Research tells us that between 75% to 80% of what a child knows about life, they learn in the first three years. By the time kids start pre-school, their personalities are pretty well formed.
According to websites like the Children’s Action Network (Childrensactionnetwork.org), over 400,000 children currently reside in the foster care system. The average age is nine years old. Most kids do not encounter the foster system until they enter school. It’s when someone else is seeing them every day that abuse is often noticed and reported.
What this says to me is that, for most kids, by the time they are removed from an abusive home, they have already formed permanent opinions on who to trust or not trust.
Many years ago, when I was in foster parent training, someone told our group that parents are often blamed by foster kids because our society tells us that parents are supposed to keep us safe. That means that when there’s a new parent, whether that is a foster or adoptive parent, that person is automatically suspect. The kids’ brains are programmed to be skeptical of parents, so when they start to feel like they are relating or attaching to new parents, they begin to lash out. Parents are always the bad guys.
But, let’s go back to RAD for a minute. When I was first fostering children, RAD wasn’t a term that many people referenced. I don’t remember ever hearing it from the social workers and I only heard it from one therapist that we saw – and we saw a bunch of different therapists over the years. Many of the children who came to our home, got there after having problems in previous foster or adoptive placements. And, those kids had teams of therapists who came along for the ride.

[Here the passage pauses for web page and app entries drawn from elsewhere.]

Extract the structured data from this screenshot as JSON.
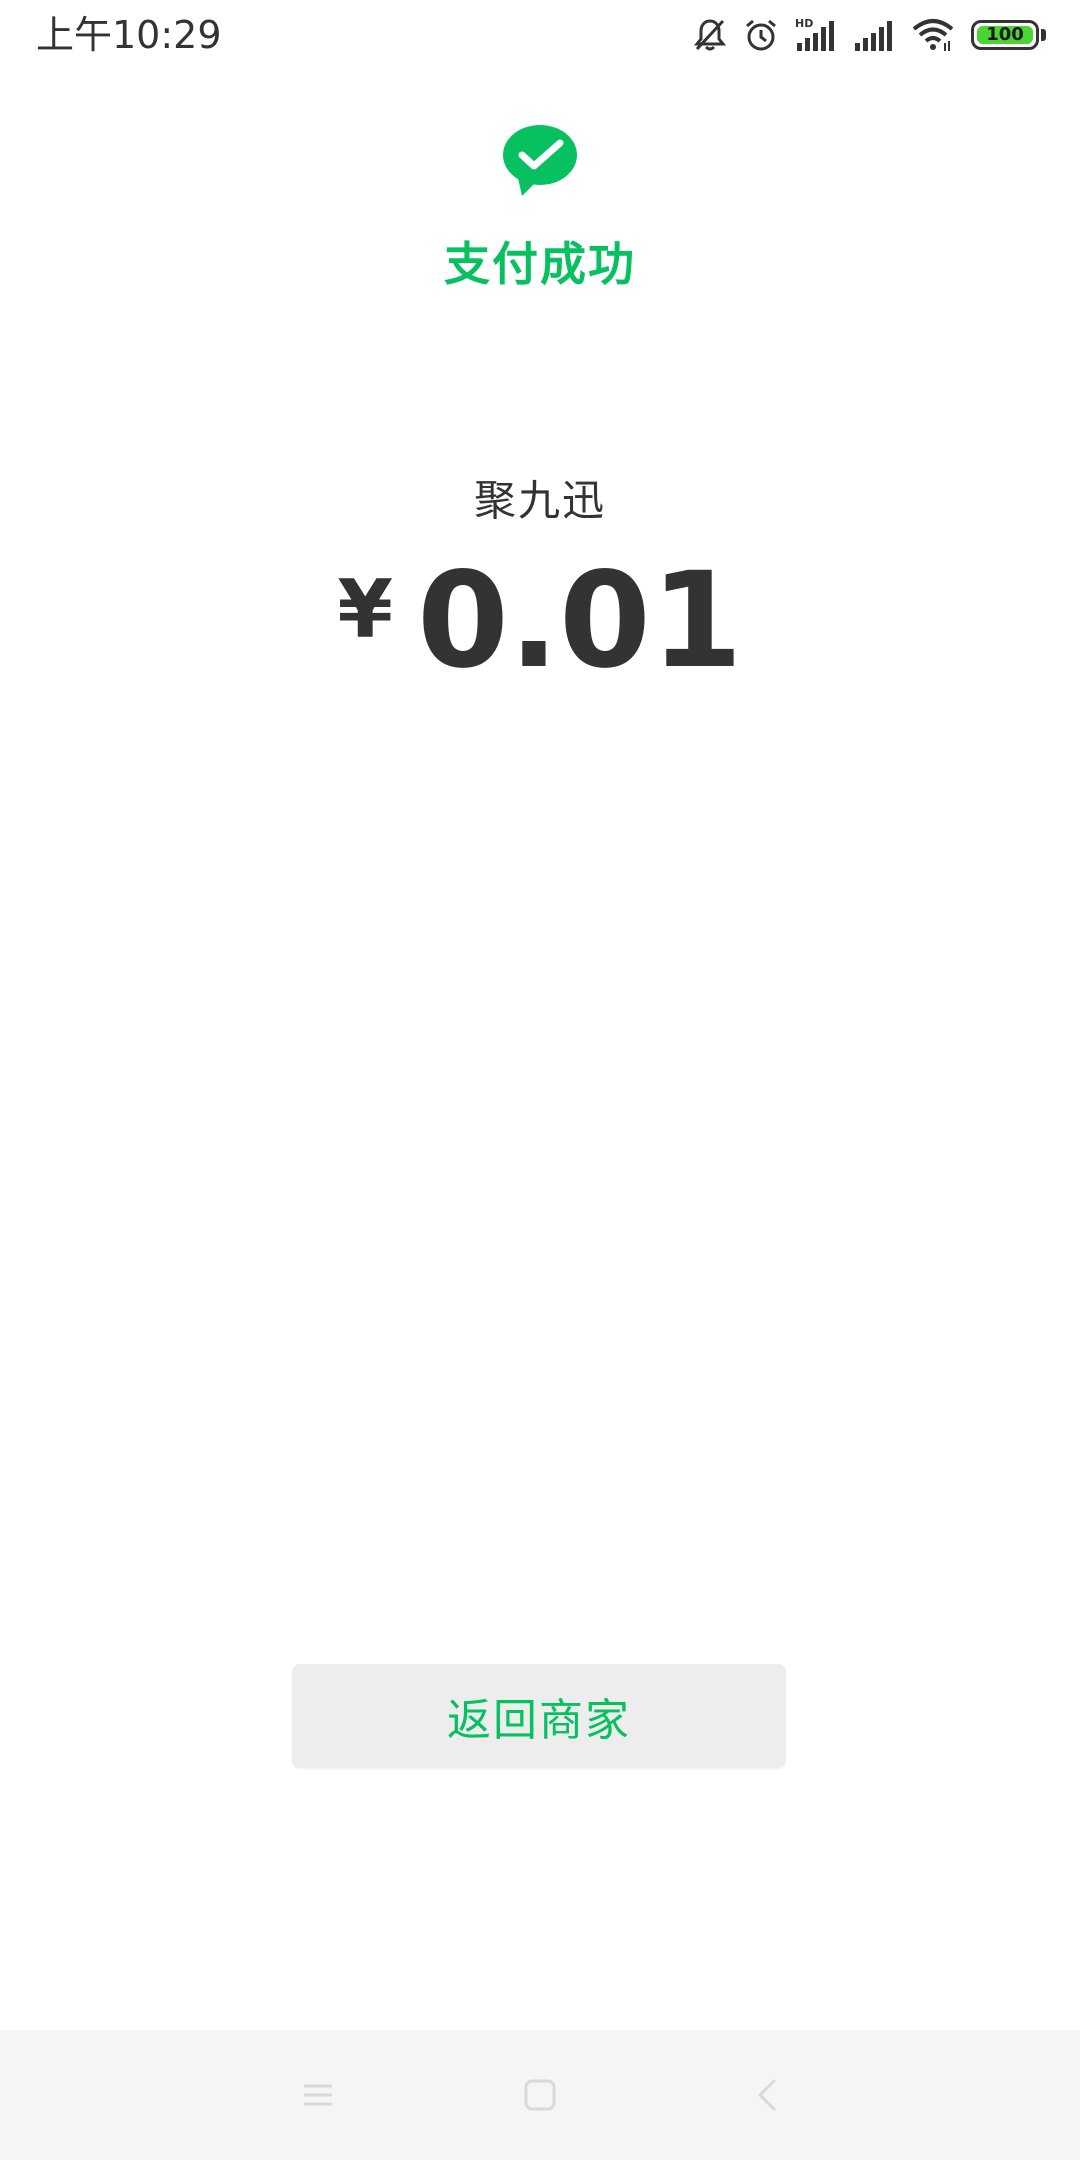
{
  "status_bar": {
    "time": "上午10:29",
    "battery_level": "100",
    "battery_color": "#4cd334",
    "network_label": "HD",
    "icons": [
      "bell-muted-icon",
      "alarm-icon",
      "hd-signal-icon",
      "signal-icon",
      "wifi-icon",
      "battery-icon"
    ]
  },
  "payment": {
    "brand_color": "#07c160",
    "logo_icon": "wechat-pay-icon",
    "status_title": "支付成功",
    "merchant_name": "聚九迅",
    "currency_symbol": "¥",
    "amount": "0.01"
  },
  "actions": {
    "return_button_label": "返回商家"
  },
  "nav_bar": {
    "icons": [
      "menu-icon",
      "home-icon",
      "back-icon"
    ]
  }
}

Many of those therapists were well-trained professionals. Some were not. Many of them were experts in trauma. Others were not. And none of them, not one, specialized in RAD. Not one! And, in my opinion, if specialized treatment is not provided, then treatment won’t work. The kids will seem to make progress, but then regress. It becomes the never-ending cycle that dominates your home.
So, what are the symptoms of RAD? RAD was first described in the Diagnostic and Statistical Manual of Mental Disorders, version 3 (DSM-III), first published in 1975 and implemented in 1978. The DSM is the standard utilized by mental health professionals for the classification and diagnosis of a mental health issues. According to Personalityresearch.org, the behavioral symptoms associated with RAD can include: “stealing, lying, cruelty to animals and other people, avoidance of eye contact, indiscriminate affection with relative strangers and a refusal to express affection with family members, destruction of property, gorging of food, abnormal speech patterns, lack of remorse, impulsivity, inappropriate sexual behavior, role reversal, or overactivity” (Kay Hall & Geher, 2003).
Good parenting and love cannot overcome these problems. Talk therapy is often ineffective because these kids have learned how to charm and manipulate adults in order to avoid having to actually attach emotionally.
Finding RAD experts is still difficult. I know a couple who drive hours every week to help their adopted child get effective treatment from RAD specialists. And like many parents who are quoted on the Institute for Attachment & Child Development’s website, they were blamed for their child’s continuing struggles (Instituteforattachment.org). That was until they found appropriate treatment options. Look for therapists who know names like Dr. Bessel van der Kolk, Bruce Perry, Karyn Purvis, Daniel Hughes, and Heather Forbes, among others.
And, know that these RAD specialists aren’t cheap. The Medicaid support that is provided to many adopted children does not usually cover this type of treatment. Private insurance doesn’t always cover it either. Parents tell stories of depleting their savings and retirement funds in order to get help. And, those who can’t afford it, usually struggle alone. The problems don’t go away. Adult RADishes continue to struggle with boundaries and relationships. And, we the parents, have to continue to deal with these issues as they arise.
If you’re a parent who is struggling to raise your RADish, whether officially diagnosed or not, or whether that RADish is a child or adult, I’m here to tell you that you aren’t alone. Many of us have raised (or are raising) RADishes of our own. We need people to hear our stories. We need people to stop looking at us like we’re the bad guys. We need to know that we’re believed and supported. And, as one article I read recently pointed out, sometimes it would simply be great if someone would bring us a casserole to show that they care.
So know that I’m here for you. I hear your frustration and I know your pain. You are not alone!